The company internet-famous for assaulting their robots have further solidified our future annihilation, as they’ve forced one of their robots into our human pandemic. Boston Dynamic’s Spot Mini (which is a quadruped armed with an iPad) will trot into the rooms of coronavirus sufferers and deliver the bad news, thereby removing the risk of infection to human doctors.
According to Futurism, Hospitals have contacted the company to help them navigate health remote health during COVID-19.
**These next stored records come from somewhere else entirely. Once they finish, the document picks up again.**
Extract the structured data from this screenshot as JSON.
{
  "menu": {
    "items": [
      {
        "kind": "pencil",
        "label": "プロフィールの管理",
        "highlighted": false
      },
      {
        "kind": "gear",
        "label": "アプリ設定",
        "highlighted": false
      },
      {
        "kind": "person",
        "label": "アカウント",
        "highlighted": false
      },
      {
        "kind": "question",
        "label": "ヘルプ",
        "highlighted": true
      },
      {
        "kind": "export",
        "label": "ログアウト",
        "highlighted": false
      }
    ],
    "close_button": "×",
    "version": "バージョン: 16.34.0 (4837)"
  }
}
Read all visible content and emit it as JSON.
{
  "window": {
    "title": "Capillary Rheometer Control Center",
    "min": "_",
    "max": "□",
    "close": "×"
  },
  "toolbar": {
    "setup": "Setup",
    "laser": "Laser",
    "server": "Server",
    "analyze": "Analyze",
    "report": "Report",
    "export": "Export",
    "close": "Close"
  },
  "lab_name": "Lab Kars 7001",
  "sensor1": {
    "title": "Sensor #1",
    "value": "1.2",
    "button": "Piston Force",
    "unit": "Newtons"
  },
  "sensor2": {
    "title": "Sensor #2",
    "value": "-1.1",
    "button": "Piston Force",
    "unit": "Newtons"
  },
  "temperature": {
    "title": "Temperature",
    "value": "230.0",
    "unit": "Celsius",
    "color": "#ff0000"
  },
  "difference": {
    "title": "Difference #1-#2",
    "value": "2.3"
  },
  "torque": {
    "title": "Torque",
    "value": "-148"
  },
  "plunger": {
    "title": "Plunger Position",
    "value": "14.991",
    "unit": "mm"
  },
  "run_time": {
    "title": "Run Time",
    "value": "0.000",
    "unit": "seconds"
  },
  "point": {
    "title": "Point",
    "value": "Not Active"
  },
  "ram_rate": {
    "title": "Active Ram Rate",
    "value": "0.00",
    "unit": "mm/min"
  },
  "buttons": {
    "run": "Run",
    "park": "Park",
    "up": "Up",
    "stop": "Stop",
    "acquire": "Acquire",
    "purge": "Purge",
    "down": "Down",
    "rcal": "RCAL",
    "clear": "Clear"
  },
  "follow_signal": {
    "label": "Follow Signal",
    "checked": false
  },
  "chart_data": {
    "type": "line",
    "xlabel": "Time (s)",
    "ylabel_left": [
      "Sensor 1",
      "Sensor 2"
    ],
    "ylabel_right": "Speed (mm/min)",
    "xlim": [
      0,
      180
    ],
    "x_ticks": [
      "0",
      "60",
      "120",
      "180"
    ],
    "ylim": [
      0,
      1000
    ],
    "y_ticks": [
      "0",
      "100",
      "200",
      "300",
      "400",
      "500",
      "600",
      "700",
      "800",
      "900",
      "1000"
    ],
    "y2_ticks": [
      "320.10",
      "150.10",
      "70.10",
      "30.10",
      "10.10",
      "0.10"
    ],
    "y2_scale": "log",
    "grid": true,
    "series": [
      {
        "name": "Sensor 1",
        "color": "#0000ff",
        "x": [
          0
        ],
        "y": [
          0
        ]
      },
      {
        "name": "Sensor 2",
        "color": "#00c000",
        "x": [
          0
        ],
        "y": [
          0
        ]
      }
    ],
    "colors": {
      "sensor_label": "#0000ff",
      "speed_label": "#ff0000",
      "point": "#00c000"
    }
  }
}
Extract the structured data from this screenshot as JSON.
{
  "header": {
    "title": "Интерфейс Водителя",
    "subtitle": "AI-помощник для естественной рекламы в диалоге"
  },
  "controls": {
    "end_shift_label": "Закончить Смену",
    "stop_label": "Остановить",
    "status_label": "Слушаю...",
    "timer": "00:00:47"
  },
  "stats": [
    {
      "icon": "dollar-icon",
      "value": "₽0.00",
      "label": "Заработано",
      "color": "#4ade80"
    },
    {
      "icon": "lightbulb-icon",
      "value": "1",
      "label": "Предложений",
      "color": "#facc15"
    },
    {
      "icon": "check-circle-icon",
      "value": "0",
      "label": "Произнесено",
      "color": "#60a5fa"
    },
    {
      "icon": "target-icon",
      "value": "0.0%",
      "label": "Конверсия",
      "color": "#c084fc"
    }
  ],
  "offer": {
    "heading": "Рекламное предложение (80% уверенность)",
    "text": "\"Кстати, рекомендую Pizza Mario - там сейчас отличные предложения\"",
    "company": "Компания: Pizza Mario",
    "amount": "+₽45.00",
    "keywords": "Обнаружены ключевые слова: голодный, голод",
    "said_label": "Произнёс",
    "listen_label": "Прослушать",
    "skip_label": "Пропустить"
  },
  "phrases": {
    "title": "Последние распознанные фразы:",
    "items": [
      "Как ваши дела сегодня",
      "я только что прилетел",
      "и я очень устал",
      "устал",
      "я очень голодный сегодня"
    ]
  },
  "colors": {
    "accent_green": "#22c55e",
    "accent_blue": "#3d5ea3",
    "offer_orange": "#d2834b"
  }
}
“Based on these conversations, as well as the global shortage of critical personal protective equipment (PPE), we have spent the past several weeks trying to better understand hospital requirements to develop a mobile robotics solution with our robot, Spot,” the company wrote in an update. “The result is a legged robot application that can be deployed to support frontline staff responding to the pandemic in ad-hoc environments such as triage tents and parking lots.”
The goal, of course, is reducing the number of medical professionals exposed to the virus. The whole thing follows the same logic as the coalmine canary of the century before last.
The goal, of course, is reducing the number of medical professionals exposed to the virus. The whole thing follows the same logic as the coalmine canary of the century before last. Except in 2020, it’s a doctor on an iPad on top of a hydraulic pooch.
“With the use of a mobile robot, hospitals are able to reduce the number of necessary medical staff at the scene and conserve their limited PPE supply,” the update reads. Spot has taken residency at Brigham and Women’s Hospital, and will be used as “a mobile telemedicine platform, allowing healthcare providers to remotely triage patients.”
According to Futurism, “Boston Dynamics is now trying to figure out how to add the ability to remotely measure things like body temperature, pulse, and oxygen saturation. With the help of UV-C light, they’re also hoping Spot could be used to kill viruses in a room that’s in need of decontamination.”